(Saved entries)
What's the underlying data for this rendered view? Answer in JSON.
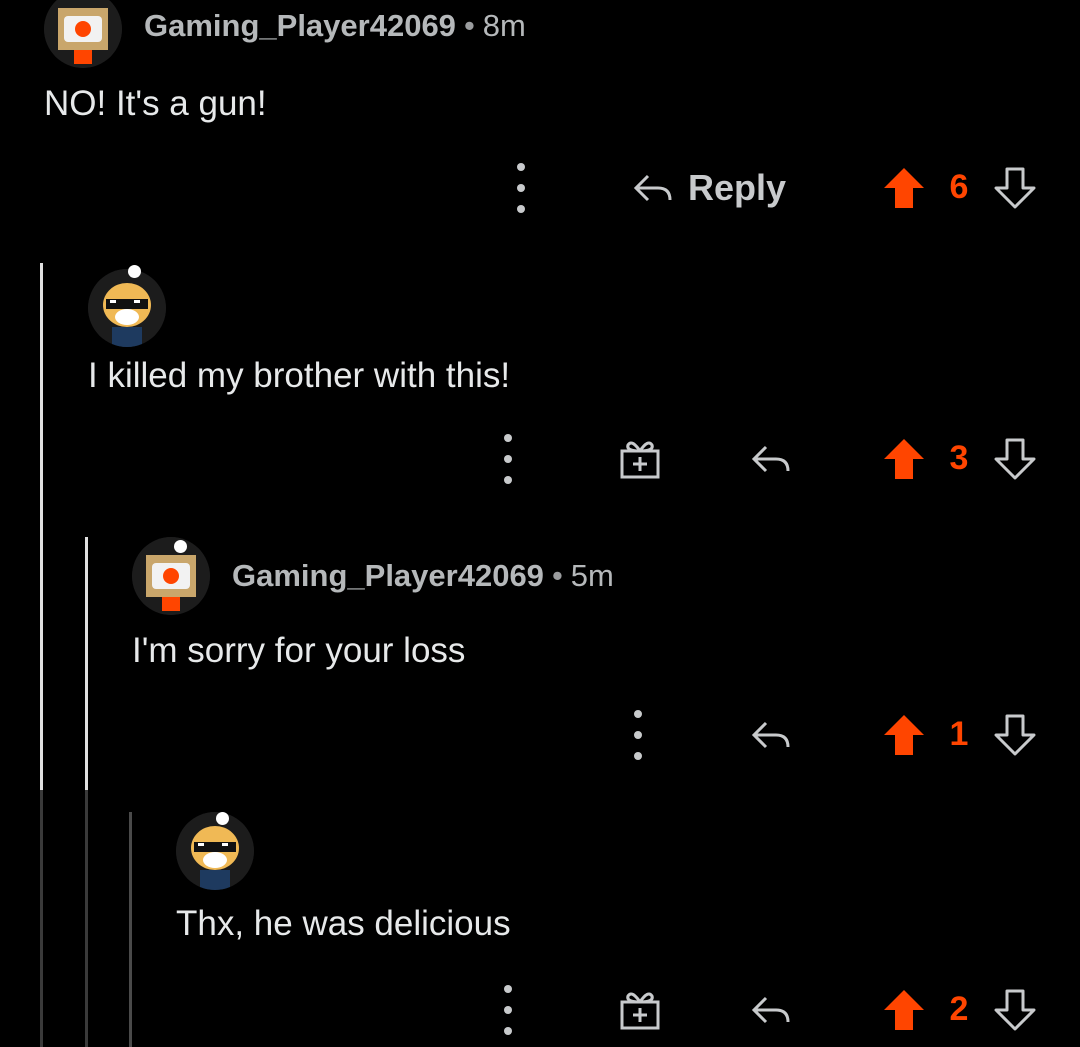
{
  "colors": {
    "background": "#000000",
    "upvote": "#ff4500",
    "thread_line_active": "#e0e0e0",
    "thread_line_inactive": "#4a4a4a"
  },
  "comments": [
    {
      "username": "Gaming_Player42069",
      "separator": "•",
      "time": "8m",
      "body": "NO! It's a gun!",
      "reply_label": "Reply",
      "score": "6",
      "avatar": "robot-box-avatar"
    },
    {
      "username": "",
      "time": "",
      "body": "I killed my brother with this!",
      "score": "3",
      "avatar": "doge-sunglasses-avatar"
    },
    {
      "username": "Gaming_Player42069",
      "separator": "•",
      "time": "5m",
      "body": "I'm sorry for your loss",
      "score": "1",
      "avatar": "robot-box-avatar"
    },
    {
      "username": "",
      "time": "",
      "body": "Thx, he was delicious",
      "score": "2",
      "avatar": "doge-sunglasses-avatar"
    }
  ],
  "icons": [
    "more-options-icon",
    "reply-arrow-icon",
    "upvote-arrow-icon",
    "downvote-arrow-icon",
    "award-gift-icon"
  ]
}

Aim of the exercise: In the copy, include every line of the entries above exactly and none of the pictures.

Response for this exercise:
What's the underlying data for this rendered view? Answer in JSON.
{
  "colors": {
    "background": "#000000",
    "upvote": "#ff4500",
    "thread_line_active": "#e0e0e0",
    "thread_line_inactive": "#4a4a4a"
  },
  "comments": [
    {
      "username": "Gaming_Player42069",
      "separator": "•",
      "time": "8m",
      "body": "NO! It's a gun!",
      "reply_label": "Reply",
      "score": "6",
      "avatar": "robot-box-avatar"
    },
    {
      "username": "",
      "time": "",
      "body": "I killed my brother with this!",
      "score": "3",
      "avatar": "doge-sunglasses-avatar"
    },
    {
      "username": "Gaming_Player42069",
      "separator": "•",
      "time": "5m",
      "body": "I'm sorry for your loss",
      "score": "1",
      "avatar": "robot-box-avatar"
    },
    {
      "username": "",
      "time": "",
      "body": "Thx, he was delicious",
      "score": "2",
      "avatar": "doge-sunglasses-avatar"
    }
  ],
  "icons": [
    "more-options-icon",
    "reply-arrow-icon",
    "upvote-arrow-icon",
    "downvote-arrow-icon",
    "award-gift-icon"
  ]
}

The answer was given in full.